University of Pennsylvania students who work as residence hall assistants will hold a unionization vote this fall, the National Labor Relations Board decided this week. The decision rejects Penn’s claim that students aren’t employees and don’t have the right to form a union. About 220 student workers filed paperwork with the NLRB in March to join the Office and Professional Employees International Union Local 153, which represents students in universities around the region. If the effort is successful, the union would be the first of its kind in the Philadelphia area.
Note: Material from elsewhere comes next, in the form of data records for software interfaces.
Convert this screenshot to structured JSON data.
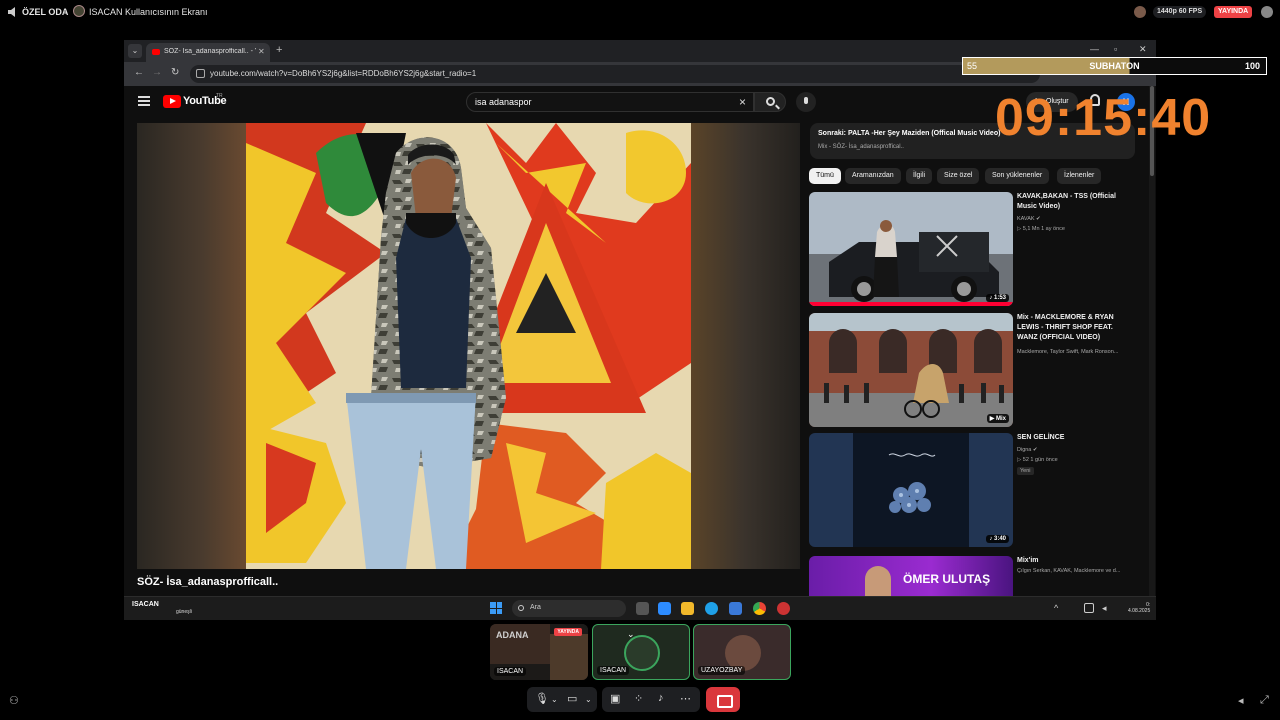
{
  "discord": {
    "room_name": "ÖZEL ODA",
    "separator": "›",
    "screen_title": "ISACAN Kullanıcısının Ekranı",
    "stream_quality": "1440p 60 FPS",
    "live_badge": "YAYINDA",
    "participants": [
      {
        "name": "ISACAN",
        "live_badge": "YAYINDA"
      },
      {
        "name": "ISACAN"
      },
      {
        "name": "UZAYOZBAY"
      }
    ],
    "accent_color": "#3ba55d",
    "danger_color": "#ed4245"
  },
  "overlay": {
    "subathon_left": "55",
    "subathon_label": "SUBHATON",
    "subathon_right": "100",
    "subathon_progress": 0.55,
    "clock": "09:15:40",
    "clock_color": "#f0822e"
  },
  "browser": {
    "tab_title": "SÖZ- İsa_adanasprofficall.. - YouTube",
    "url": "youtube.com/watch?v=DoBh6YS2j6g&list=RDDoBh6YS2j6g&start_radio=1"
  },
  "youtube": {
    "logo_text": "YouTube",
    "region": "TR",
    "search_query": "isa adanaspor",
    "create_label": "Oluştur",
    "account_initial": "H",
    "video_title": "SÖZ- İsa_adanasprofficall..",
    "up_next": {
      "title": "Sonraki: PALTA -Her Şey Maziden (Offical Music Video)",
      "sub": "Mix - SÖZ- İsa_adanasproffical.."
    },
    "chips": [
      "Tümü",
      "Aramanızdan",
      "İlgili",
      "Size özel",
      "Son yüklenenler",
      "İzlenenler"
    ],
    "recommendations": [
      {
        "title": "KAVAK,BAKAN - TSS (Official Music Video)",
        "channel": "KAVAK ✔",
        "meta": "▷ 5,1 Mn  1 ay önce",
        "duration": "♪ 1:53"
      },
      {
        "title": "Mix - MACKLEMORE & RYAN LEWIS - THRIFT SHOP FEAT. WANZ (OFFICIAL VIDEO)",
        "channel": "Macklemore, Taylor Swift, Mark Ronson...",
        "meta": "",
        "duration": "▶ Mix"
      },
      {
        "title": "SEN GELİNCE",
        "channel": "Digna ✔",
        "meta": "▷ 52  1 gün önce",
        "badge": "Yeni",
        "duration": "♪ 3:40"
      },
      {
        "title": "Mix'im",
        "channel": "Çılgın Serkan, KAVAK, Macklemore ve d...",
        "meta": "",
        "thumb_text": "ÖMER ULUTAŞ"
      }
    ]
  },
  "taskbar": {
    "user": "ISACAN",
    "weather": "güneşli",
    "search_label": "Ara",
    "time": "0:",
    "date": "4.08.2025"
  }
}
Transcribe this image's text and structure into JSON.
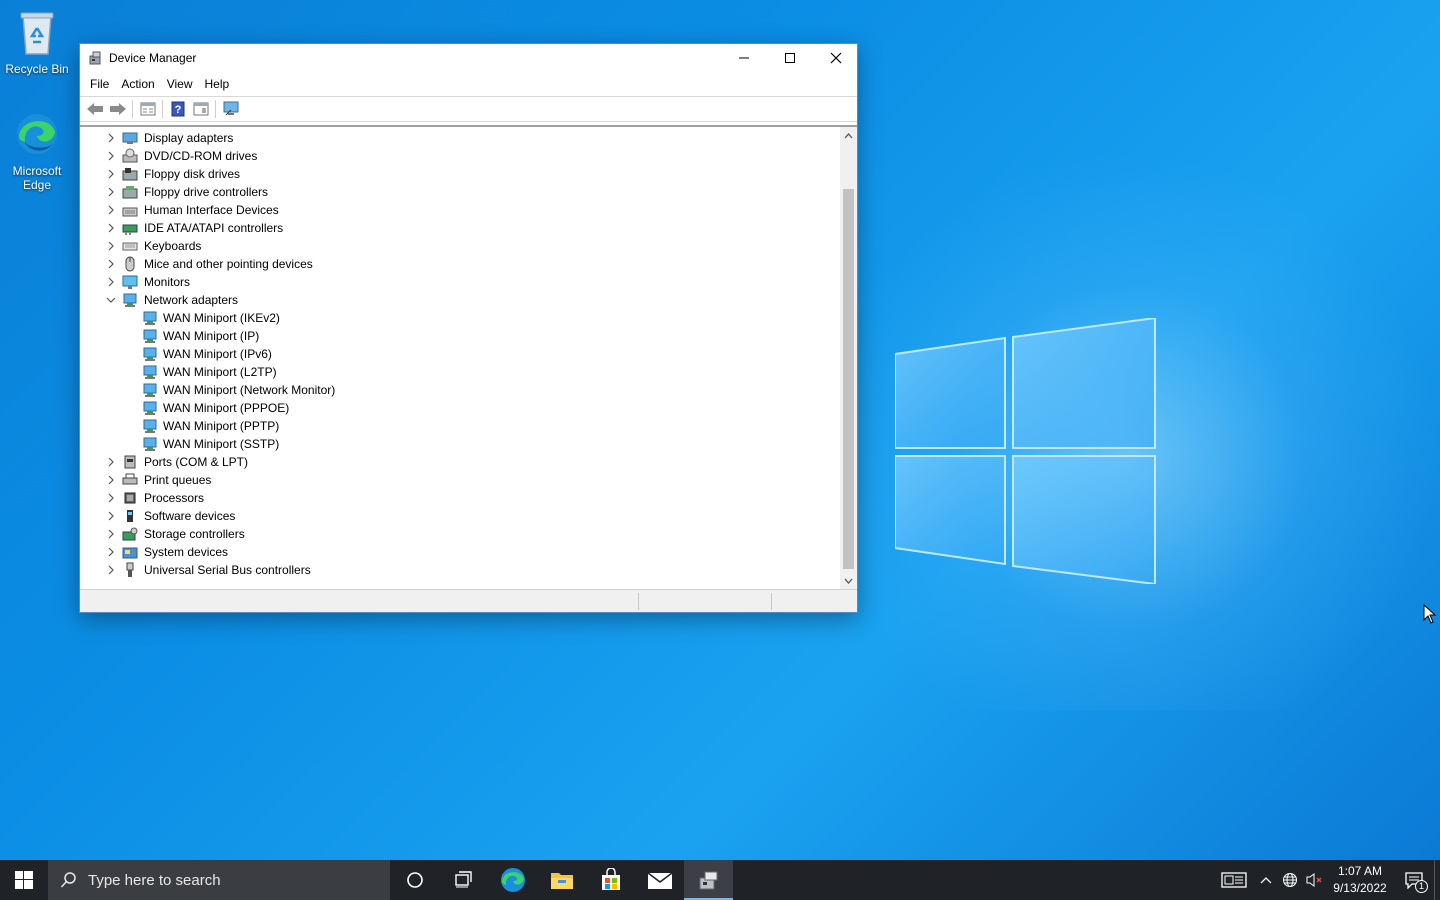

Students at other universities have formed unions in recent years following a 2016 NLRB ruling that allowed Columbia University graduate students to unionize.
Morgantown, West Virginia - West Virginia University students staged a walkout Monday to protest the proposed elimination of academic programs and show support for faculty and staff whose jobs are being targeted as the university addresses a $45 million budget shortfall. Separate midday rallies were organized by the West Virginia United Students' Union, which encouraged protesters to wear red. Organizers said they want to halt the university's planned reductions, seek an independent audit of its finances and reduced WVU's administrative spending.
Student-youth groups in Ireland have condemned the housing crisis in the country as they are about to return to their colleges and universities this September for the new academic year. On Wednesday, August 16, the Union of Students in Ireland (USI), along with housing support groups including Threshold, launched a ‘Scam Watch’ campaign against the exploitation of students by landlords and rent sharks. The USI also demanded legislation to control rents and provide affordable housing for students. Political parties like Sinn Fein accuse the coalition government under Fianna Fail, Fine Gael, and the Greens of totally failing the student renters and abandoning them in the grip of the housing crisis.